The phased, adaptive approach for missile defense in Europe:
--Sustains U.S. homeland defense against long-range ballistic missile threats. The deployment of an advanced version of the SM-3 interceptor in Phase Four of the approach would augment existing ground-based interceptors located in Alaska and California, which provide for the defense of the homeland against a potential ICBM threat.
--Speeds protection of U.S. deployed forces, civilian personnel, and their accompanying families against the near-term missile threat from Iran. We would deploy current and proven technology by roughly 2011 – about six or seven years earlier than the previous plan – to help defend the regions in Europe most vulnerable to the Iranian short- and medium-range ballistic missile threat.
--Ensures and enhances the protection of the territory and populations of all NATO Allies, in concert with their missile defense capabilities, against the current and growing ballistic missile threat. Starting in 2011, the phased, adaptive approach would systematically increase the defended area as the threat is expected to grow. In the 2018 timeframe, all of Europe could be protected by our collective missile defense architecture.
--Deploys proven capabilities and technologies to meet current threats. SM-3 (Block 1A) interceptors are deployed on Aegis ships today, and more advanced versions are in various stages of development. Over the past four years, we have conducted a number of tests of the SM-3 IA, and it was the interceptor used in the successful engagement of a decaying satellite in February 2008. Testing in 2008 showed that sensors we plan to field bring significant capabilities to the architecture, and additional, planned research and development over the next few years offers the potential for more diverse and more capable sensors.
--Provides flexibility to upgrade and adjust the architecture, and to do so in a cost-effective manner, as the threat evolves. Because of the lower per-interceptor costs and mobility of key elements of the architecture, we will be better postured to adapt this set of defenses to any changes in threat.

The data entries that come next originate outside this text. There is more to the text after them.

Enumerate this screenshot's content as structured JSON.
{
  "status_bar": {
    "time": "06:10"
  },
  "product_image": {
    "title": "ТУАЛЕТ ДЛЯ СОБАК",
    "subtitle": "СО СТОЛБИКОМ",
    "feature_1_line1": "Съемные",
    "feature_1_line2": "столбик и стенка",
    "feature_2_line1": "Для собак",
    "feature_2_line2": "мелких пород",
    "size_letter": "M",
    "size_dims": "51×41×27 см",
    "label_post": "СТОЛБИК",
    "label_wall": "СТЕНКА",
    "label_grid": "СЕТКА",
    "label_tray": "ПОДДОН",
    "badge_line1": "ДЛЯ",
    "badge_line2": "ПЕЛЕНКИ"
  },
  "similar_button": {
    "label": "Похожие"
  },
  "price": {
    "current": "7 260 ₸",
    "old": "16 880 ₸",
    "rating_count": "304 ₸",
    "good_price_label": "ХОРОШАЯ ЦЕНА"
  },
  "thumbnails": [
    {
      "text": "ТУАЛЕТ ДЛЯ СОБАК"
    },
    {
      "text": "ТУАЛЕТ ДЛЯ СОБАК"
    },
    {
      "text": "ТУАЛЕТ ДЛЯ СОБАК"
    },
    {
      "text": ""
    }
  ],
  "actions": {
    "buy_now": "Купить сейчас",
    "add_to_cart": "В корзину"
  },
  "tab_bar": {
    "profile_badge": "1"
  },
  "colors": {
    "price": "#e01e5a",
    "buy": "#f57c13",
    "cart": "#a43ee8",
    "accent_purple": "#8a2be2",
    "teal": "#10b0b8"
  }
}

We will work with our Allies to integrate this architecture with NATO members’ missile defense capabilities, as well as with the emerging NATO command and control network that is under development. One benefit of the phased, adaptive approach is that there is a high degree of flexibility – in addition to sea-based assets, there are many potential locations for the architecture’s land-based elements, some of which will be re-locatable. We plan to deploy elements in northern and southern Europe and will be consulting closely at NATO with Allies on the specific deployment options.
We also welcome Russian cooperation to bring its missile defense capabilities into a broader defense of our common strategic interests. We have repeatedly made clear to Russia that missile defense in Europe poses no threat to its strategic deterrent. Rather, the purpose is to strengthen defenses against the growing Iranian missile threat. There is no substitute for Iran complying with its international obligations regarding its nuclear program. But ballistic missile defenses will address the threat from Iran’s ballistic missile programs, and diminish the coercive influence that Iran hopes to gain by continuing to develop these destabilizing capabilities.
Through the ongoing Department of Defense ballistic missile defense review, the Secretary of Defense and the Joint Chiefs of Staff will continue to provide recommendations to the President that address other aspects of our ballistic missile defense capabilities and posture around the world.